It is understood he passed away last week and his funeral is due to take place next Wednesday.
Nick Reynolds, son of train robber Bruce, who died aged 81 in 2013, said: ‘’It is the end of an era.
‘’Bobby was a very decent straight forward man who lived for his family.
‘’He was angry about the train robbery and about what happened to him in prison.
‘’He liked my dad though he thought he was a little bit flash.
‘’Despite his leg, he managed to outlive the rest of the gang and that’s probably as he had the support of his wife and family.’
A total of 12 train robbers was caught, while three got away with it. Two of those are dead.
The third was never identified and it is not known if he is alive.
On August 8, 19693, Welch joined his accomplices in holding up a Glasgow to London night mail train carrying used banknotes.
The gang tampered with signals to bring the train to a halt at Bridego Railway Bridge in Buckinghamshire.
Train driver Jack Mills was bludgeoned with a metal bar, leaving him scarred for life, as the raiders made off with the cash.
In total, 128 sacks – weighing 2.5 tonnes – were moved off the train and the gang had fled the scene within 30 minutes.
Most of the money was never recovered and is believed to have been split into £150,000 shares.
The heist turned Ronnie Biggs and Ronald “Buster” Edwards into notorious criminals.
But Welch seemed to shy away from the limelight after he was caught.
During his time in prison, he became a star lag – teaching partially blind children to read.
His associates instead became infamous for their antics in jail.
Charlie Wilson was just months into sentence when masked assailants broke into Winson Green jail and busted him out.
He was eventually recaptured in Canada and was later shot dead in Spain after serving the rest of his sentence.
Biggs climbed the prison wall of HMP Wandsworth in 1965 in an audacious escape plot and fled to Brazil.
He led a typically lavish lifestyle as a playboy but as his health declined, he voluntarily returned to Britain in May 2001 and went back to prison.

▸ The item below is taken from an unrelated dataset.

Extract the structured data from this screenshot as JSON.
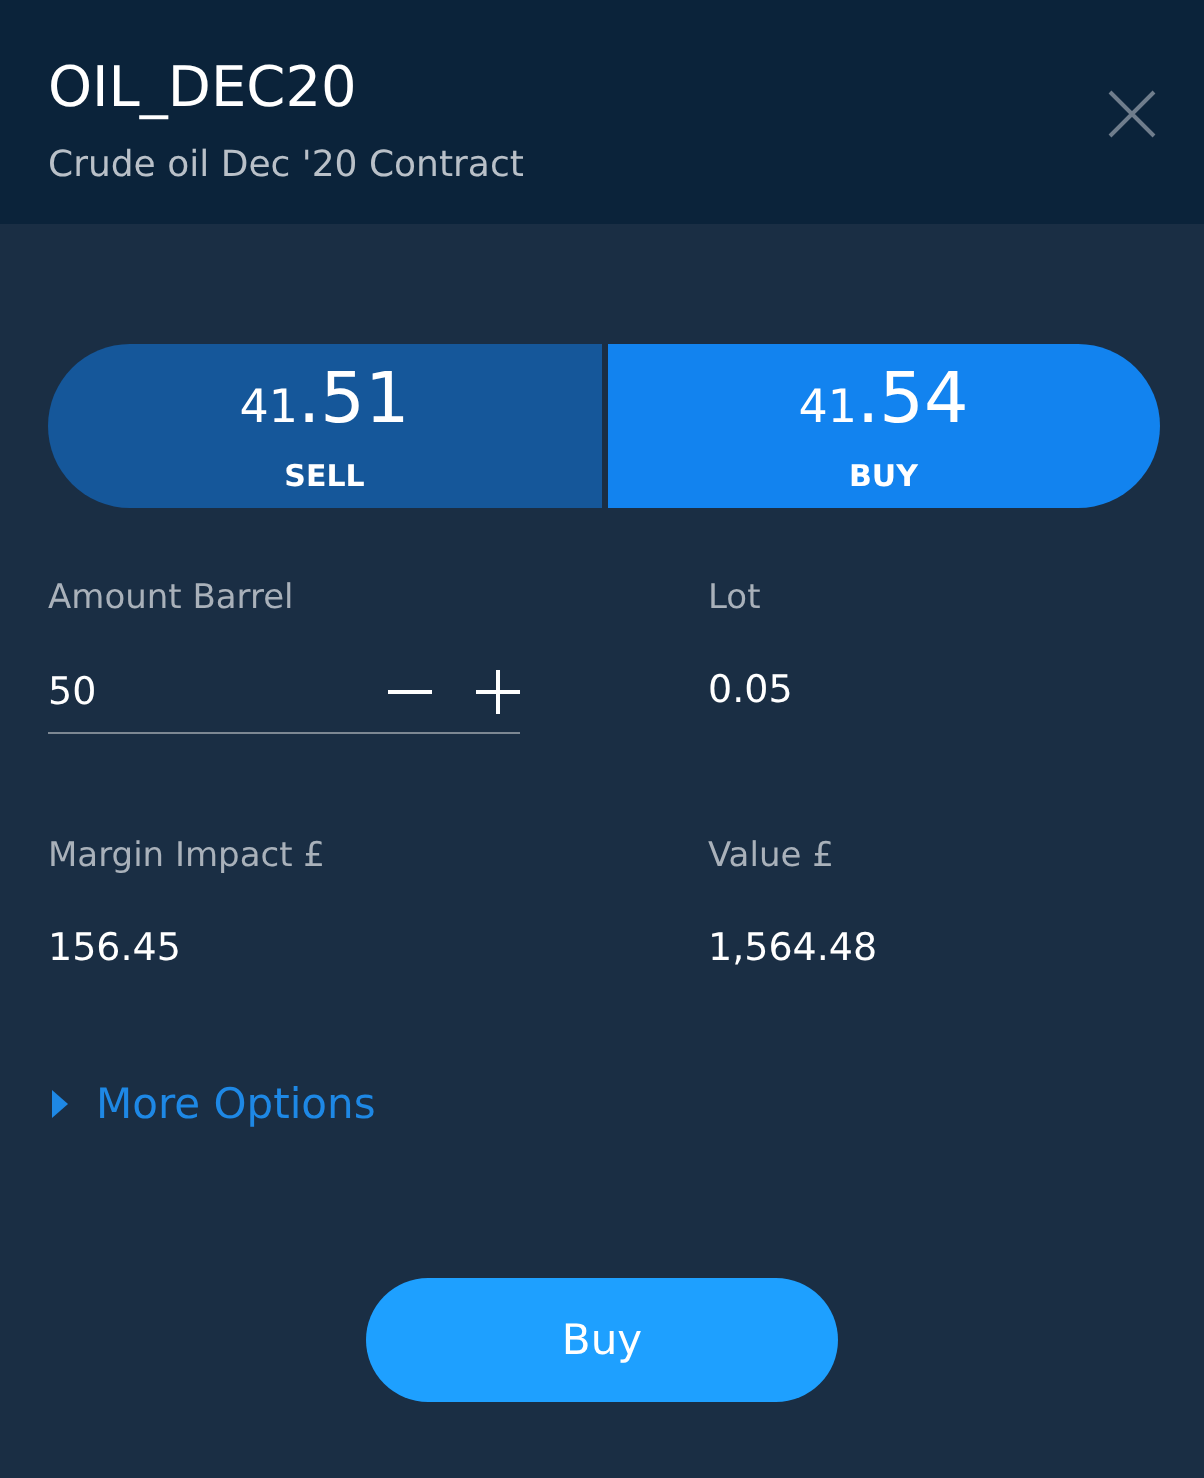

Biggs was freed two days before his 80th birthday in 2009 on health grounds and died in 2013.